--- DATA PROVIDED ---

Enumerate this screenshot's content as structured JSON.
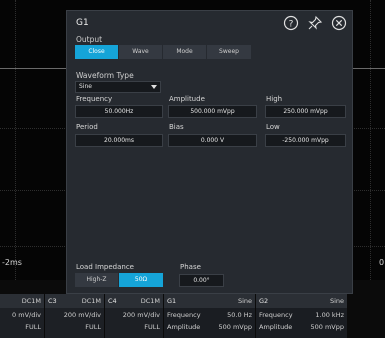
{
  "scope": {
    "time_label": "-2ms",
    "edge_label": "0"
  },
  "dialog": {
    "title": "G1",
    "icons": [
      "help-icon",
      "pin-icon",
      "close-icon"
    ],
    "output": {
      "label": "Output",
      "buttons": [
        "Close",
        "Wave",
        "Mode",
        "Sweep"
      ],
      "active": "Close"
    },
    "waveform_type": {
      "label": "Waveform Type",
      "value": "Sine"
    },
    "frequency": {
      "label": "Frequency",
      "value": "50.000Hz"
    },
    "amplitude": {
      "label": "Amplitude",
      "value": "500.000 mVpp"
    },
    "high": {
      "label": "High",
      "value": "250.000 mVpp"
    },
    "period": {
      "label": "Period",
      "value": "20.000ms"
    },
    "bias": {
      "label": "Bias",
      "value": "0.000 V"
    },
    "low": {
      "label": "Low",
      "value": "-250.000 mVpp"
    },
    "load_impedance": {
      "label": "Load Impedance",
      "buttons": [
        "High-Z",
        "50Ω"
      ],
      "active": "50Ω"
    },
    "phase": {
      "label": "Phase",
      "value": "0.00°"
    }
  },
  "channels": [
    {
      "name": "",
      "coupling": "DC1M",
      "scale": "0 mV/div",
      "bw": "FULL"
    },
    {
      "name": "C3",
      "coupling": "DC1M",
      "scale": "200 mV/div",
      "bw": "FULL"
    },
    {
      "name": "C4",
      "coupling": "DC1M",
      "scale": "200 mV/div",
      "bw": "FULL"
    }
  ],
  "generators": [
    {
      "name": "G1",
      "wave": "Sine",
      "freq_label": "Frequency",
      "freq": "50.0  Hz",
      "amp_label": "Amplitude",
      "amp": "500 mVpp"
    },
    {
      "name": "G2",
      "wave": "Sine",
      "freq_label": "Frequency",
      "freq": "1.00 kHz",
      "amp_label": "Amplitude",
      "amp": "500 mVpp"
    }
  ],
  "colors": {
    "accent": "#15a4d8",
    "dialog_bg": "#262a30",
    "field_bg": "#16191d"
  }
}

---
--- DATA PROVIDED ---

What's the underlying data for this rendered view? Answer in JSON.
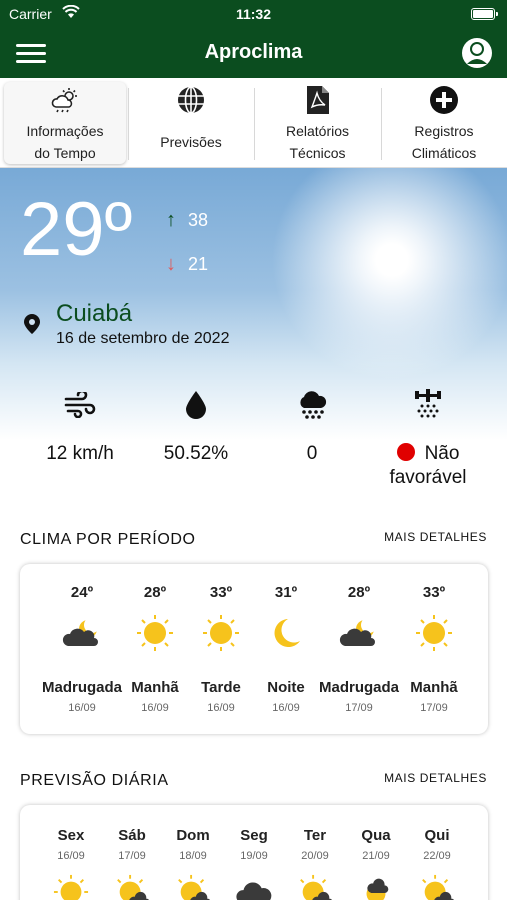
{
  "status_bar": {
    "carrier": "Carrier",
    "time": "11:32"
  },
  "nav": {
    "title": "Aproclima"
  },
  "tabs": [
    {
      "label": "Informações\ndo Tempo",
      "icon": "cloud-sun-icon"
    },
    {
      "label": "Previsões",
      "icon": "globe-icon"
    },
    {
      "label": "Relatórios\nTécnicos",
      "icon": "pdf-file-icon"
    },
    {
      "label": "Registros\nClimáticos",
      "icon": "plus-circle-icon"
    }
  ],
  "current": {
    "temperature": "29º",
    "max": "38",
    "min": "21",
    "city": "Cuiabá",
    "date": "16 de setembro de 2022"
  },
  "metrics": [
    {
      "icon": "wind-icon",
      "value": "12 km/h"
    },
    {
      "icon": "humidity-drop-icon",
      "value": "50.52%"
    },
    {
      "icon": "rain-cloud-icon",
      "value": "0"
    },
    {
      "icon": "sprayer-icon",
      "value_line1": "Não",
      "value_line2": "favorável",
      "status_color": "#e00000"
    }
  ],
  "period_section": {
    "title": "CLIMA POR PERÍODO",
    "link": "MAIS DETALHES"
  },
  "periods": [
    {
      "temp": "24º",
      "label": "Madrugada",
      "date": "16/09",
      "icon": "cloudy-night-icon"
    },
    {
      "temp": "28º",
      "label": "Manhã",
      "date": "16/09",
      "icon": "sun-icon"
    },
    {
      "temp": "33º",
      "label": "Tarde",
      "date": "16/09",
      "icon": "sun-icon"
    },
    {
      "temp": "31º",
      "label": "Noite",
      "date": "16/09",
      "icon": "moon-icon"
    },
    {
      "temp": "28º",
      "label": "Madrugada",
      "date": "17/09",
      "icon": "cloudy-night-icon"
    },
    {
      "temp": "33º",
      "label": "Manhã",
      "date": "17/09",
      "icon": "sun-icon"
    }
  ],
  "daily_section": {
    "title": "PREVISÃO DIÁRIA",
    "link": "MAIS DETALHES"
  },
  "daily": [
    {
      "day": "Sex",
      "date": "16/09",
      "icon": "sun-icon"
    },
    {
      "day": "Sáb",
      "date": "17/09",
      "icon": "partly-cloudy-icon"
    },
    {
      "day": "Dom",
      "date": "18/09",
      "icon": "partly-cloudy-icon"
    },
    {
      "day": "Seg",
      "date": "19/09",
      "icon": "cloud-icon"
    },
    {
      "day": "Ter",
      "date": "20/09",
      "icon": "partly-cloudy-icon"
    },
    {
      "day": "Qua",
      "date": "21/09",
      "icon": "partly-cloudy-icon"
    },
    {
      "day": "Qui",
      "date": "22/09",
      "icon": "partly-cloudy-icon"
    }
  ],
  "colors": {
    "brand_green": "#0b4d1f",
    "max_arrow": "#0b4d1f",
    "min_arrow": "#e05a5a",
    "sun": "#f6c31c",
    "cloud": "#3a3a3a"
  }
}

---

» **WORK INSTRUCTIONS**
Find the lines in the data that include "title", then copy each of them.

» **YOUR RESPONSE**
    "title": "G1",
    "title": "Aproclima"
    "title": "CLIMA POR PERÍODO",
    "title": "PREVISÃO DIÁRIA",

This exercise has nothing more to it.